Objective. 1) To verify whether anesthesia has a causative role in postoperative mental confusion in elderly patients; 2) to compare the effects of General Anesthesia (GA) and Spinal Anesthesia (SA) on mental status.
Design. Controlled, comparative study.
Patients. Sixty patients aged ≥70, ASA I - II, submitted to femoral neck repair.
Setting. Anesthesia Dept. and Orthopedic Dept. of a District Hospital in Italy.
Method. The day before surgery the mental status of elected patients was evaluated employing a modified Organic Brain Syndrome (OBS) scale (Gustafsson). The better the mental status, the lesser the OBS score. It was possible therefore to distinguish “oriented” from “confuse” patients (38 vs 22) if they scored ≤6 or >6 respectively. Patients from each group were than randomly assigned to receive either GA or selective SA. Neither group was premedicated. GA was induced with propofol 1 mg/kg and maintained with O2/N2O 40/60% and isoflurane; atracurium was employed to facilitate mioresolution. Spinal anesthesia was performed with hyperbaric 1% bupivacaine. All patients were monitored in the Recovery Room (RR) for at least one hour. Occurrence of hypotension and/or hypoxia in the Operating Room (OR) or the RR was immediately treated. Mental status was reassessed on the 1st and 2nd postoperative day and results were compared with the corresponding preoperative OBS scores both in GA patients and in SA patients.
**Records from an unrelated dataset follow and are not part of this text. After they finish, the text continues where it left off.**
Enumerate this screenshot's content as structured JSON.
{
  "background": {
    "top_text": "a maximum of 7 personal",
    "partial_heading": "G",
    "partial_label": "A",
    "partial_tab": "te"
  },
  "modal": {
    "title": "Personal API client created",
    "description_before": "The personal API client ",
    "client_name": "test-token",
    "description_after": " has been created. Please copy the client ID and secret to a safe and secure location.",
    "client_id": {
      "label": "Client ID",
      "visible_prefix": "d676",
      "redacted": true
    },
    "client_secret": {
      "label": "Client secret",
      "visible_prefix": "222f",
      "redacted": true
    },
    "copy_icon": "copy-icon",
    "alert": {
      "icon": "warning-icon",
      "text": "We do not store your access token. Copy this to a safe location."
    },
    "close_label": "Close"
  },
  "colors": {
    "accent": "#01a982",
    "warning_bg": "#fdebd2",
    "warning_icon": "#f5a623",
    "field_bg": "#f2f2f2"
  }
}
Results. No statistically significant differences were found between pre- and postoperative OBS scores in both GA and SA group, whether “oriented” or “confuse”.
Conclusions. Mental status of elderly patients submitted to femoral neck repair doesn’t seem to be influenced by the anesthetic technique chosen, indipendent of preoperative psychic conditions.